TANZ-ORCHESTER, Manches “Nein” heißt “Vielleicht”, 1931

Last week, while searching for German postwar swing records in a thrift store I came across these smaller 8 inch records. I´m not into tango music and I´m not going to start collecting records from the 1930s, but the names of the songs made me curious. The records are in poor condition –  at least they were cheap, only  1 euro. At home I was happy to find out that these tangos are quite  light-hearted, even funny. The song Manches “Nein” heißt “Vielleicht” suggests that sometimes “no” means “maybe”, because a lady who cares about her outward appearance is shy about the “yes”.

Ralph  Benatzky, who wrote the song, became  famous for his musicals that combined more traditional with new 1920s jazz rhythms. His most famous play “Im weißen Rössl” (1930) was banned by the nazis because of its jewish co-authors and marked as “enartet” because it made fun of traditional values and because of  a saucy bathing scene. Benatzky left Berlin in 1932,  first to Switzerland and later for Hollywood.

TANZ-ORCHESTER MIT REFRAINGESANG, Manch “Nein” heisst “Vielleicht”, 1931

„ Manches „Nein“ heißt „Vielleicht“/ Und „Vielleicht“ heißt „Gewiss“, oder so/ Denn die Dame von Welt, die auf´s Äußere hält, bis auf da mit dem „Ja“/ Man kaschiert sein Gefühl, teils aus Scheu, teils kokett, oder so/  Kurz, in dem Augenblick, macht der Ton die Musik“

Tri -Ergon, a system to record sound directly on film, was invented in Berlin in 1919. Fox Movietone later used it among other sytems for one of  the first talking films, Friedrich Wihelm Murnau´s Sunrise (1927). The Tri-Ergon record label produced a wide variety of records in the 20s and early 30s. The smaller 8 inch records were the cheapos.

TANZ -ORCHESTER MIT REFRAINGESANG, Ich hab´ kein Herz seit 24 Stunden, 1931

Pictures from a program of  the Berlin Wintergarten music hall from May 1931, that  I bought some years ago in a thrift store. Actually it´s a small mgazine filled with photos and little articles about Berlin nightlife. The cover and one more illustration are signed by BALKIE,  a cartoonist the Internet has no knowledge of. I really like his style and wish I could find more information about the artist.



My girlfriend dragged me to a Tango class once but we both didn´t really get into the music and the moves too much. I love dancing though,  it was just the wrong dance.

Maybe we should have joined a Striptease class?

I don´t know anything about the artists behind this French Tango EP and bought it for the sleeve obviously. The music is regular Tango music as far as I can tell and I guess you can do both the tango and a striptease to the Striptease Tango…


ELISA GABBAI, “Chetz” Tango and Cha Cha

In October 2009 I spent two weeks in Cyprus together with the staff of Jungle World.

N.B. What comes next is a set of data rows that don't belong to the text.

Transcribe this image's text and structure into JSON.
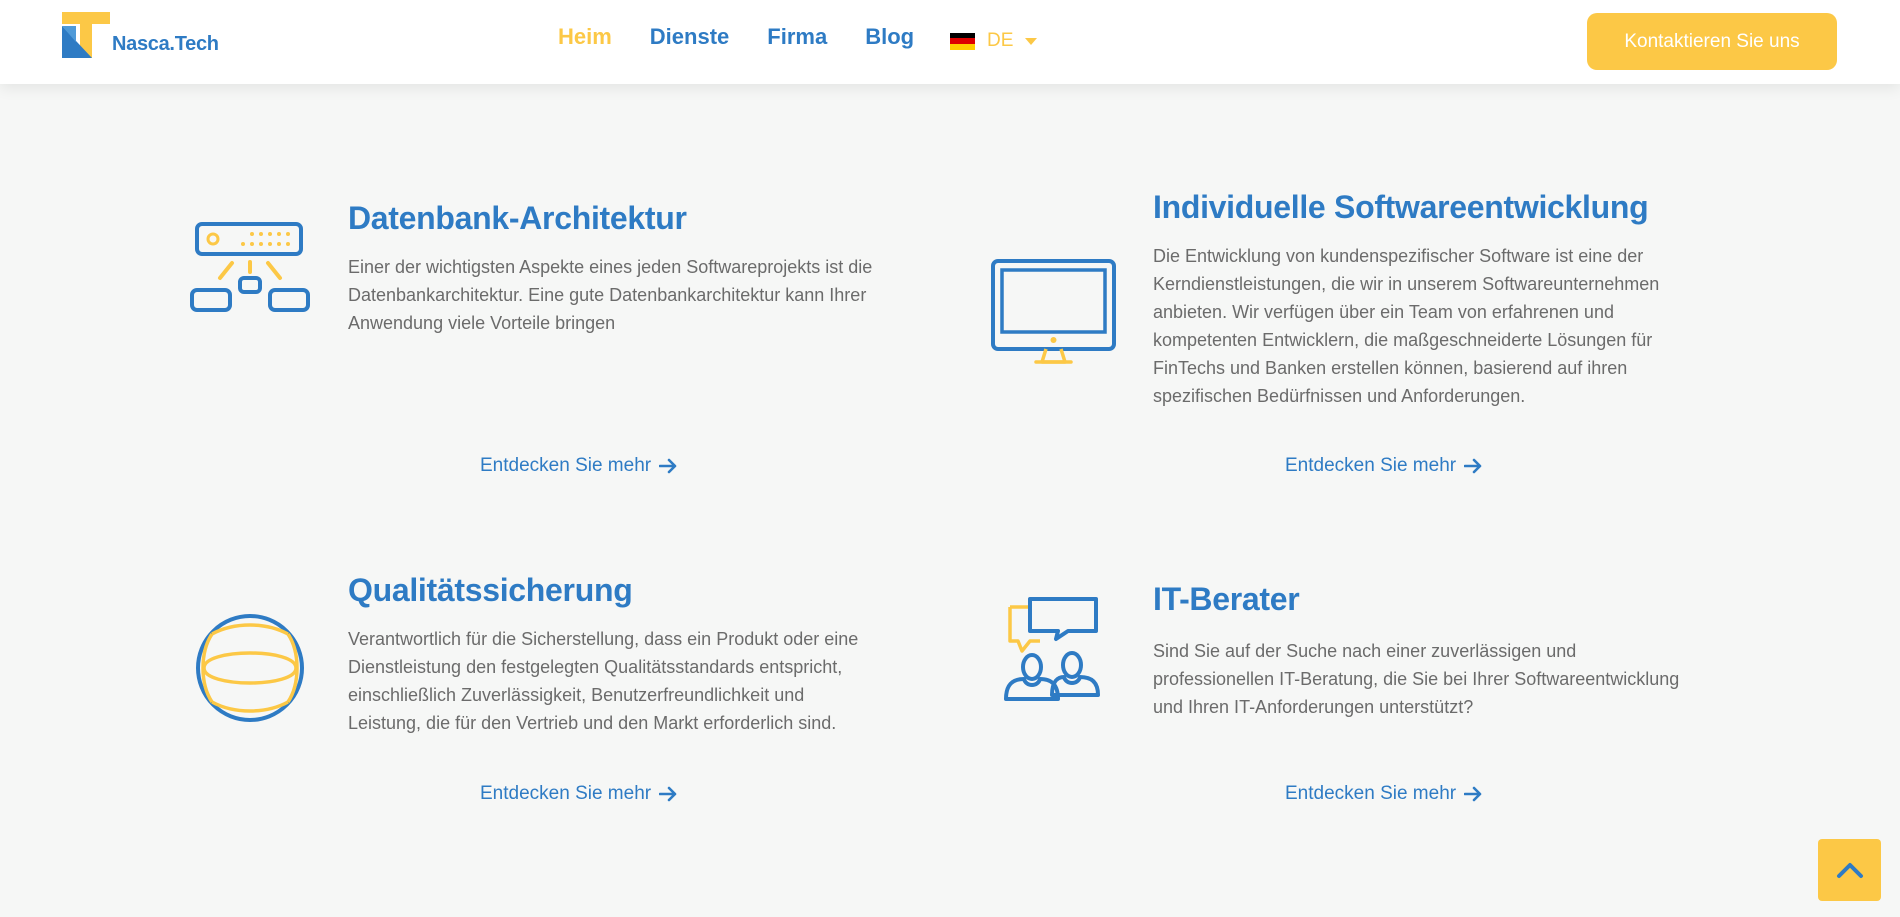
{
  "header": {
    "logo_text": "Nasca.Tech",
    "nav": [
      {
        "label": "Heim",
        "active": true
      },
      {
        "label": "Dienste",
        "active": false
      },
      {
        "label": "Firma",
        "active": false
      },
      {
        "label": "Blog",
        "active": false
      }
    ],
    "language": {
      "code": "DE",
      "flag_colors": [
        "#000000",
        "#dd0000",
        "#ffce00"
      ]
    },
    "cta_label": "Kontaktieren Sie uns"
  },
  "services": [
    {
      "icon": "database-architecture-icon",
      "title": "Datenbank-Architektur",
      "text": "Einer der wichtigsten Aspekte eines jeden Softwareprojekts ist die Datenbankarchitektur. Eine gute Datenbankarchitektur kann Ihrer Anwendung viele Vorteile bringen",
      "link": "Entdecken Sie mehr"
    },
    {
      "icon": "monitor-icon",
      "title": "Individuelle Softwareentwicklung",
      "text": "Die Entwicklung von kundenspezifischer Software ist eine der Kerndienstleistungen, die wir in unserem Softwareunternehmen anbieten. Wir verfügen über ein Team von erfahrenen und kompetenten Entwicklern, die maßgeschneiderte Lösungen für FinTechs und Banken erstellen können, basierend auf ihren spezifischen Bedürfnissen und Anforderungen.",
      "link": "Entdecken Sie mehr"
    },
    {
      "icon": "quality-sphere-icon",
      "title": "Qualitätssicherung",
      "text": "Verantwortlich für die Sicherstellung, dass ein Produkt oder eine Dienstleistung den festgelegten Qualitätsstandards entspricht, einschließlich Zuverlässigkeit, Benutzerfreundlichkeit und Leistung, die für den Vertrieb und den Markt erforderlich sind.",
      "link": "Entdecken Sie mehr"
    },
    {
      "icon": "consultants-chat-icon",
      "title": "IT-Berater",
      "text": "Sind Sie auf der Suche nach einer zuverlässigen und professionellen IT-Beratung, die Sie bei Ihrer Softwareentwicklung und Ihren IT-Anforderungen unterstützt?",
      "link": "Entdecken Sie mehr"
    }
  ],
  "colors": {
    "primary": "#2e7bc4",
    "accent": "#fcc846",
    "text": "#6b6b6b",
    "background": "#f6f7f6"
  },
  "scroll_top_icon": "chevron-up-icon"
}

Each year Jungle World goes to another country to produce an issue about the country while we stay there. This year it was Cyprus. I wrote my column that week about my record digging in Cyprus and also contacted local cartoonists to include in our Cyprus issue. We had a lot of fun and spent a great time on the island.

This record I found in a little thrift store that I stumbled upon when I was taking a walk in the area where we stayed. Pretty much a residential area right by the sea. It was off-season and I was surprised that the store was open at all. I bought this record because of the cartoon sleeve. I don´t know anything about it, besides that it is from Israel.

Last weekend marked the 20th anniversary of the fall of the Berlin wall. Cyprus is still divided into a Turkish and a Greek area. Israel has a wall that separates the Palestinians and the Israelis. So in a strange way this is my contribution to the fall of the wall – to the fall of all walls.

The female singer is singing two really nice songs in Hebrew. I bet somebody out there knows who she is and can translate the titles of the songs. Please, does anybody know?



Update Sept 23, 2010: Close to a year after I posted this,  reader Tam just sent in this solution:

This record seems to be an early 60′s commercial gift from a company named „Chetz“ which apparently was a representative company for various insurance companies. The songs kinda glorify the company like a never ending radio jingle. Pretty funny!
God knows how this esoteric record found its way to Cyprus.
The main interesting value is the fact the songs are performed by Elisa Gabbai, a great and almost forgotten Israeli singer, who had her 15 minutes of glory in Germany in the 60′s

Here’s the same song in Hebrew:

Hope I poured some light over this little mystery.

Thanks Tam, you did indeed!